Ponting especially enjoys hearing how children relate to her work.

With more than 75 vibrant works of diverse style and subject matter available for purchase, the show stimulates and invites the viewer to think more deeply. About a third are new pieces not previously exhibited. Many, such as Ponting’s Morning Fog (Lazo Marsh), depict the natural beauty of local scenes which will resonate with viewers from Vancouver Island and reflect a part of who they are.

The exhibition at the Crown Isle Resort clubhouse is described further at www.colourburst.ca, where links to the artists’ respective home pages are also found.

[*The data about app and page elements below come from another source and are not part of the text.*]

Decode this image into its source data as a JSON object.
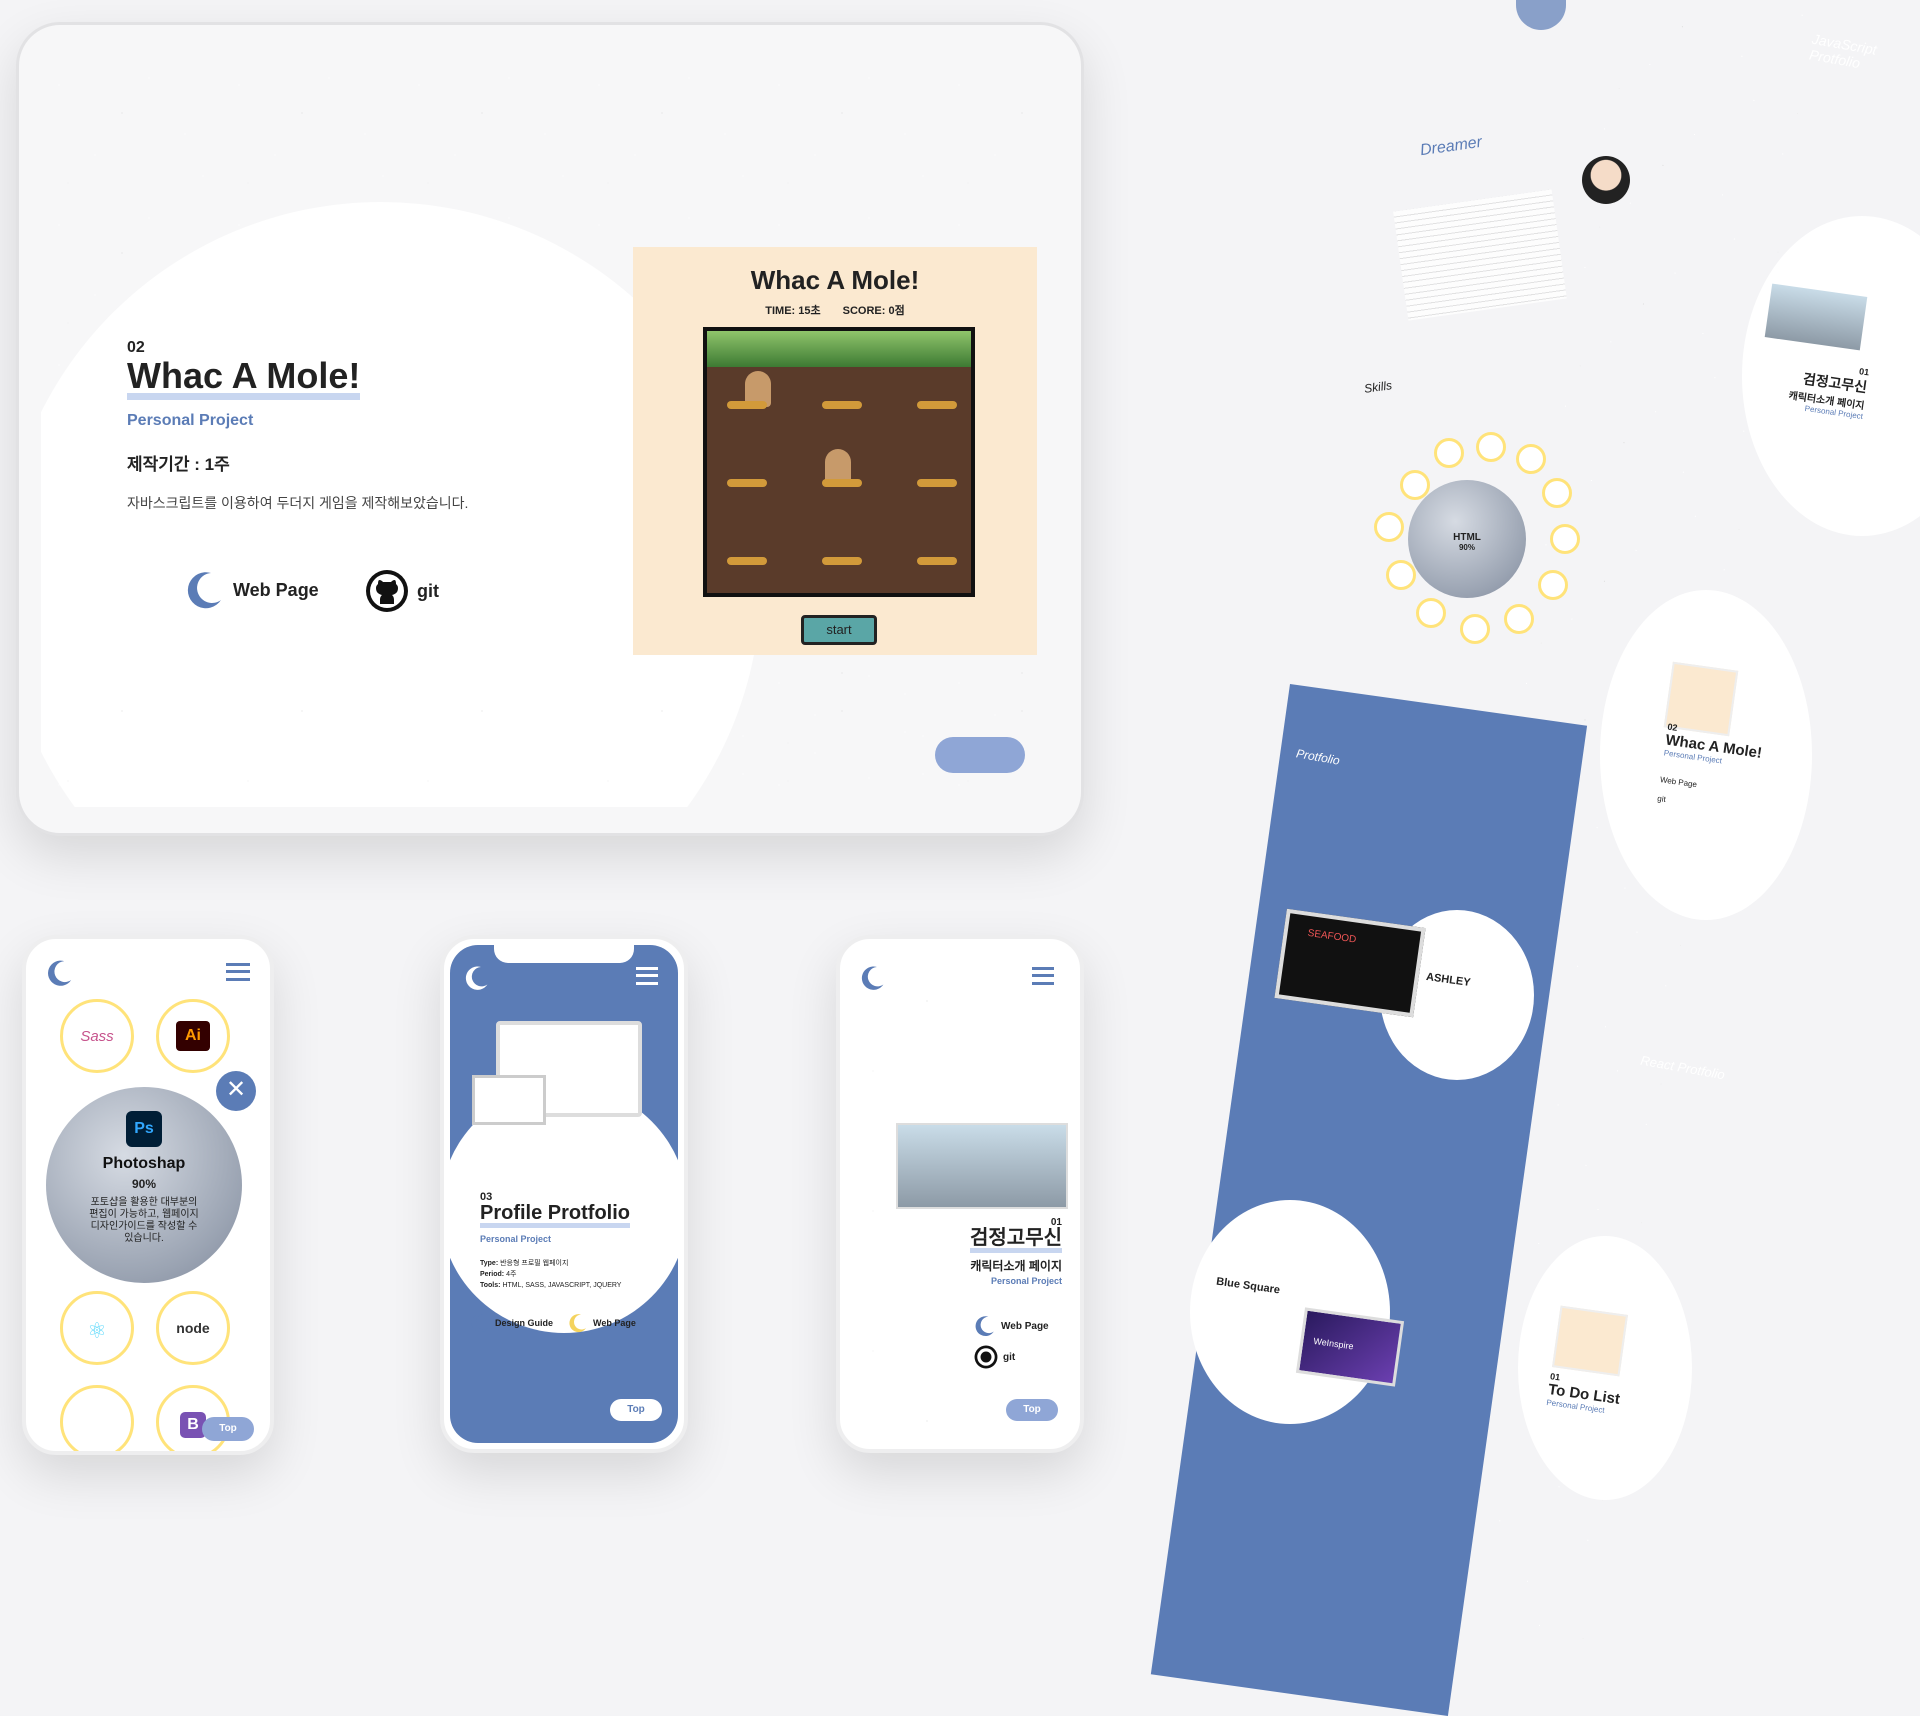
{
  "tablet": {
    "number": "02",
    "title": "Whac A Mole!",
    "subtitle": "Personal Project",
    "period": "제작기간 : 1주",
    "description": "자바스크립트를 이용하여 두더지 게임을 제작해보았습니다.",
    "webpage_label": "Web Page",
    "git_label": "git",
    "game": {
      "title": "Whac A Mole!",
      "time": "TIME: 15초",
      "score": "SCORE: 0점",
      "start": "start"
    }
  },
  "phone1": {
    "skill_name": "Photoshap",
    "skill_percent": "90%",
    "skill_desc": "포토샵을 활용한 대부분의 편집이 가능하고, 웹페이지 디자인가이드를 작성할 수 있습니다.",
    "ai_label": "Ai",
    "ps_label": "Ps",
    "sass_label": "Sass",
    "node_label": "node",
    "b_label": "B",
    "top_label": "Top"
  },
  "phone2": {
    "number": "03",
    "title": "Profile Protfolio",
    "subtitle": "Personal Project",
    "type_label": "Type:",
    "type_value": "반응형 프로필 웹페이지",
    "period_label": "Period:",
    "period_value": "4주",
    "tools_label": "Tools:",
    "tools_value": "HTML, SASS, JAVASCRIPT, JQUERY",
    "design_label": "Design Guide",
    "webpage_label": "Web Page",
    "top_label": "Top"
  },
  "phone3": {
    "number": "01",
    "title": "검정고무신",
    "subtitle": "캐릭터소개 페이지",
    "project": "Personal Project",
    "webpage_label": "Web Page",
    "git_label": "git",
    "top_label": "Top"
  },
  "longpage": {
    "dreamer": "Dreamer",
    "skills": "Skills",
    "html_label": "HTML",
    "html_percent": "90%",
    "js_portfolio": "JavaScript Protfolio",
    "card1_title": "검정고무신",
    "card1_sub": "캐릭터소개 페이지",
    "card1_project": "Personal Project",
    "card1_num": "01",
    "card2_num": "02",
    "card2_title": "Whac A Mole!",
    "card2_project": "Personal Project",
    "webpage_label": "Web Page",
    "git_label": "git",
    "portfolio": "Protfolio",
    "ashley": "ASHLEY",
    "seafood": "SEAFOOD",
    "react_portfolio": "React Protfolio",
    "blue_square": "Blue Square",
    "todo_num": "01",
    "todo_title": "To Do List",
    "todo_project": "Personal Project",
    "design_label": "Design Guide",
    "weinspire": "WeInspire"
  }
}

Children are welcome at the show.

Just Posted

Transit service expansion rolling into the Comox Valley

4,000 service hours added to CV Transit System

Motorcycle stolen from Courtenay residence

Comox Valley RCMP report, week ending Aug. 20

Sisters swimming to protect B.C. coastal ecosystems

Jennifer and Alyssa Madill are preparing to swim from Denman Island to Hornby Island

Foul play not suspected in man’s death in Chemainus

Long attempt made to revive unidentified person on the dock

Social media, digital photography allow millennials to flock to birdwatching

More young people are flocking to birdwatching than ever, aided by social media, digital photography

Prime minister greeted by B.C. premier as cabinet retreat begins

PM Justin Trudeau and Premier John Horgan meet in advance of federal cabinet meetings in Nanaimo

Are your kids anxious about going back to school?

BC Children’s Hospital offers tips to help your children be mindful and reduce stress

New trial ordered for James Oler in B.C. child bride case

Meanwhile, appeal court dismisses Emily Blackmore’s appeal of guilty verdict

This trash heap in Vancouver could be yours for $3.9 million

Sitting atop 6,000 square feet, the home was built in 1912, later destroyed by fire

Team Canada’s next game postponed at Little League World Series

They’re back in action on Wednesday against Peurto Rico

Ex-Trump lawyer Cohen pleads guilty in hush-money scheme

Said he and Trump arranged payment to porn star Stormy Daniels and a former Playboy model to influence the election

Former Trump aide Paul Manafort found guilty of eight charges

A mistrial has been declared for the other 10 charges against him

Canada’s team chasing elusive gold medal at women’s baseball World Cup

Canada, ranked No. 2 behind Japan, opens play Wednesday against No. 10 Hong Kong

Most Read